Tue | Jan 22, 2019

JLP's environmental gaffe

Published:Friday | March 11, 2016 | 12:00 AM

I was quite encouraged by what the Jamaica Labour Party (JLP) Manifesto had to say about the environmental portfolio. There, the JLP recommitted itself to sustainable development, defining it as being "about reconciling our development interests with our interest in protecting and respecting the environment. We must develop, but we must do so on a sustainable basis," (page 31).

This is an about-turn from the policy of the last People's National Party (PNP) Government, which believed that implementing investment projects must trump all environmental considerations.

Recall the permit given to foreign investors to remove sand from their property in Negril to their property in St Ann, quite in contravention of the Negril/Green Island Development Order. When challenged on his ministry's non-objection to the permit, environment minister Robert Pickersgill earned the ire of all well-thinking Jamaicans with this statement: "I also note the considerable and the substantial value of the project to the Jamaican economy which outweighs all other consideration".

Clearly, the environment ministry headed by minister Pickersgill was prepared to support unsustainable development.
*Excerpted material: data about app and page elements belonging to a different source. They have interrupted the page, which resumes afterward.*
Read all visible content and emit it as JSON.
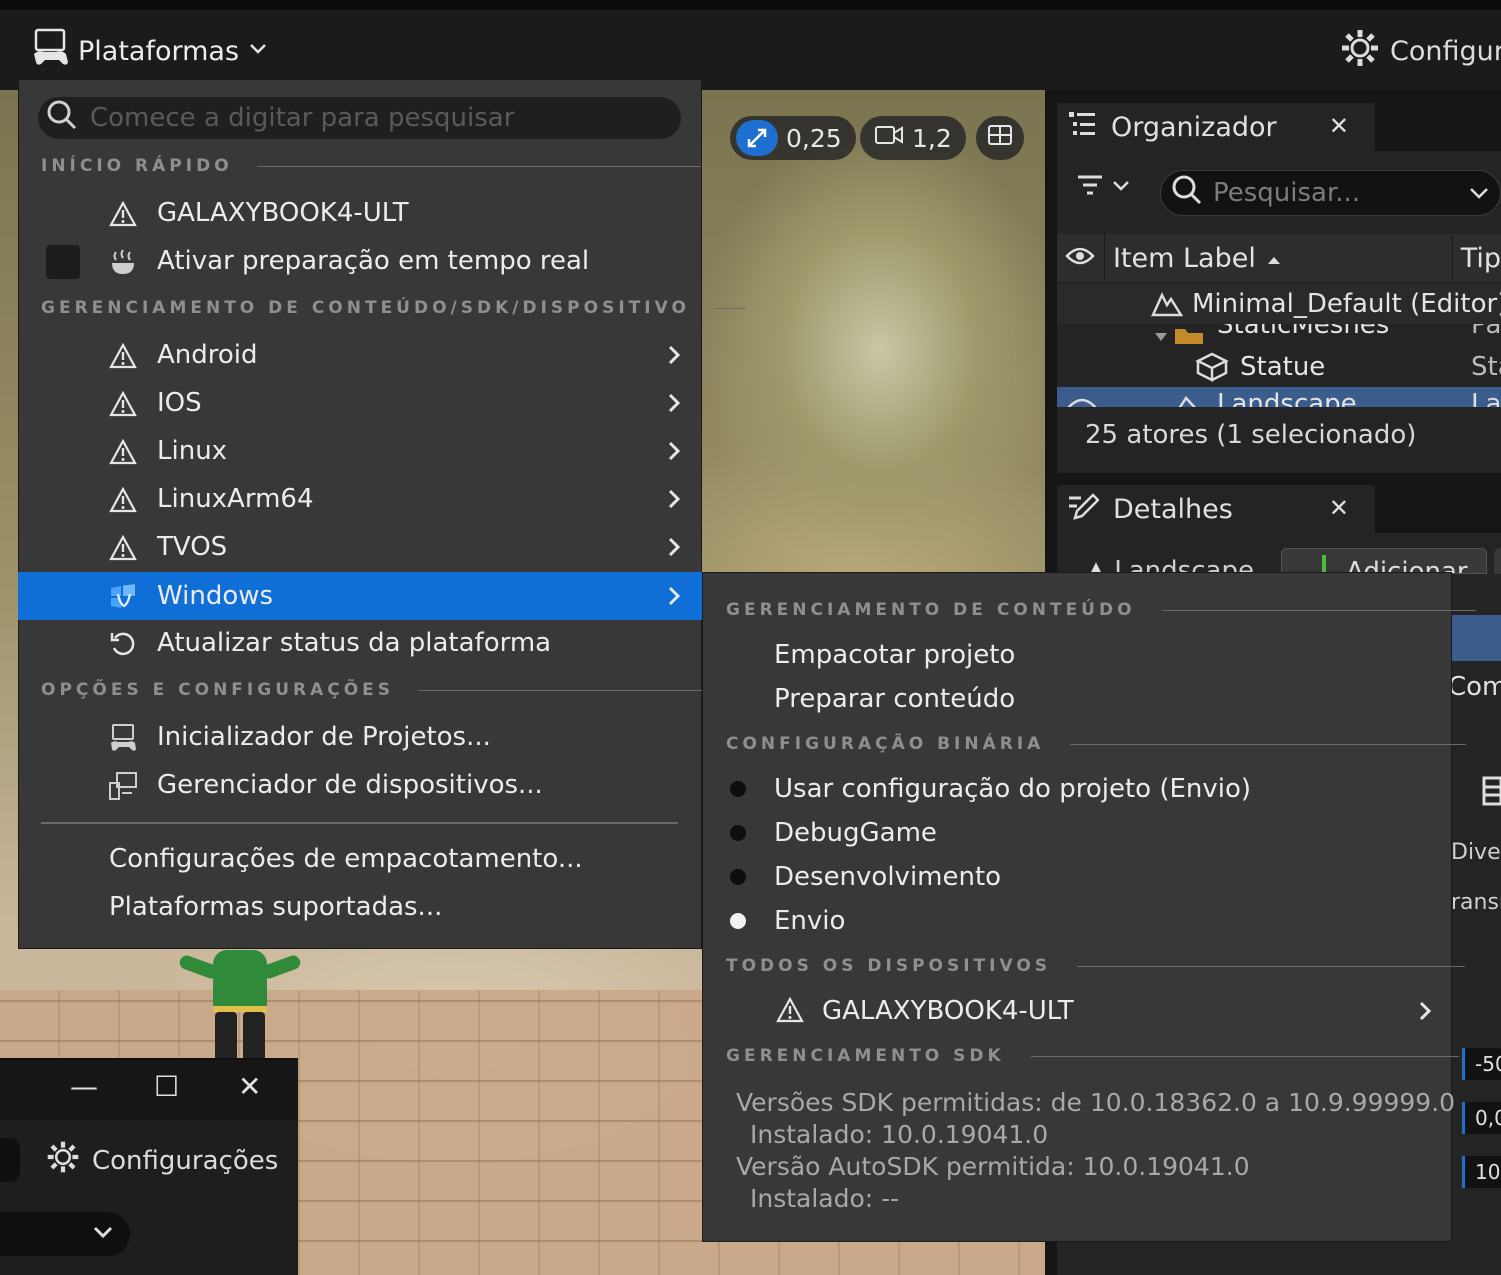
{
  "toolbar": {
    "platforms_label": "Plataformas",
    "settings_label": "Configura"
  },
  "viewport": {
    "scale_value": "0,25",
    "camera_speed": "1,2"
  },
  "outliner": {
    "tab_title": "Organizador",
    "search_placeholder": "Pesquisar...",
    "col_label": "Item Label",
    "col_type": "Tip",
    "rows": [
      {
        "label": "Minimal_Default (Editor)",
        "type": ""
      },
      {
        "label": "StaticMeshes",
        "type": "Pa"
      },
      {
        "label": "Statue",
        "type": "Sta"
      },
      {
        "label": "Landscape",
        "type": "La"
      }
    ],
    "count_text": "25 atores (1 selecionado)"
  },
  "details": {
    "tab_title": "Detalhes",
    "actor_name": "Landscape",
    "add_button": "Adicionar",
    "frag_com": "Com",
    "frag_diver": "Diver",
    "frag_transm": "ransm",
    "num1": "-50",
    "num2": "0,0",
    "num3": "10"
  },
  "mini_window": {
    "settings_label": "Configurações",
    "minimize": "—",
    "maximize": "☐",
    "close": "✕"
  },
  "platforms_menu": {
    "search_placeholder": "Comece a digitar para pesquisar",
    "section_quick": "INÍCIO RÁPIDO",
    "quick_device": "GALAXYBOOK4-ULT",
    "live_cook": "Ativar preparação em tempo real",
    "section_content": "GERENCIAMENTO DE CONTEÚDO/SDK/DISPOSITIVO",
    "platforms": [
      "Android",
      "IOS",
      "Linux",
      "LinuxArm64",
      "TVOS",
      "Windows"
    ],
    "refresh": "Atualizar status da plataforma",
    "section_options": "OPÇÕES E CONFIGURAÇÕES",
    "project_launcher": "Inicializador de Projetos...",
    "device_manager": "Gerenciador de dispositivos...",
    "packaging_settings": "Configurações de empacotamento...",
    "supported_platforms": "Plataformas suportadas..."
  },
  "windows_submenu": {
    "section_content": "GERENCIAMENTO DE CONTEÚDO",
    "package_project": "Empacotar projeto",
    "cook_content": "Preparar conteúdo",
    "section_binary": "CONFIGURAÇÃO BINÁRIA",
    "binary_options": [
      {
        "label": "Usar configuração do projeto (Envio)",
        "selected": false
      },
      {
        "label": "DebugGame",
        "selected": false
      },
      {
        "label": "Desenvolvimento",
        "selected": false
      },
      {
        "label": "Envio",
        "selected": true
      }
    ],
    "section_devices": "TODOS OS DISPOSITIVOS",
    "device": "GALAXYBOOK4-ULT",
    "section_sdk": "GERENCIAMENTO SDK",
    "sdk_lines": [
      "Versões SDK permitidas: de 10.0.18362.0 a 10.9.99999.0",
      "Instalado: 10.0.19041.0",
      "Versão AutoSDK permitida: 10.0.19041.0",
      "Instalado: --"
    ]
  },
  "colors": {
    "highlight": "#0f6fd6",
    "menu_bg": "#383838",
    "panel_bg": "#242424",
    "selection": "#3b5d8e"
  }
}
It is this kind of thinking (c.f. bauxite mining in the Cockpit Country, port facilities on the Goat Islands) that caused a breakdown in the relationship between the government and environmentalists over the past 20 years, which led to antagonism and hostility on both sides.

The JLP Manifesto also contains the following assertion about how it planned to begin their tenure as government: "Our attitude, mindset, and actions must change and in every way, reflect greater sensitivity and care for the environment which sustains us as inhabitants.

"A critical starting point is the restoration of good working relations between the Government of Jamaica and non-government organisations (NGOs). While there may be disagreements from time to time, the relationship between the Government and environmental advocates should not be characterised by antagonism and hostility" (page 31).




The JLP has proffered an olive branch, and I, for one, have accepted it in good faith. There is much to be gained by both sides from close partnership and cooperation between environmental NGOs and the Government, and we both will have to put out effort to make the relationship work.

The first major disagreement has already emerged, and how it is resolved will be an important signal for the future.

The prime minister has subsumed the environment portfolio under the Ministry of Economic Growth and Job-Creation. This has caused disquiet among environmentalists, as there is the real possibility of a structured conflict of interest between the drive for economic growth and environmental integrity. Having a minister whose portfolio responsibility it is to bat for the environment is no guarantee of environmental protection, as we have seen over the past 20 years; but having the same minister bat for both environment and job creation is setting up a profound conflict of interest which should best be avoided.

The Office of the Prime Minister (OPM) issued the following statement: "The prime minister has taken a proactive role where environmental management and climate change mitigation efforts are concerned by situating this important portfolio in his office."

We are being assured that PM Holness has assumed responsibility for the environment to ensure that it receives proper attention. To back this up, cabinet minister Dr Horace Chang is quoted in yesterday's Gleaner as saying: "The objective is to create a ministry that will drive the growth process, but also in an environmentally friendly manner, with respect for the environment".

Before a project can be said to promote sustainable development, an environmental impact assessment has to certify that negative impacts will be minimal. These assessments take time and add legitimate and necessary months to the processing of project applications. If the project is sufficiently damaging to the natural environment, the application may have to be rejected. And this is where distance between the environment portfolio and the job-creation portfolio is important, for obvious reasons. The temptation to approve environmentally damaging projects which provide thousands of jobs may be too great to resist. There could well be indecent haste to approve projects quickly, neglecting solid environmental due diligence.

Concerns about air and water pollution, protection of wildlife and their habitats, regulation of hunting (including fisheries), creation and management of national parks, marine parks, and protected areas all fall under the environment portfolio and are likely to be neglected in a ministry preoccupied with 'Economic Growth and Job-Creation'.

It is possible that the proposal to marry the environment with economic growth and job-creation is well-intentioned, even if ill-advised. It is not too late to create a separate Ministry of the Environment to avoid the in-built conflict of interest.

- Peter Espeut is a sociologist and natural resource manager.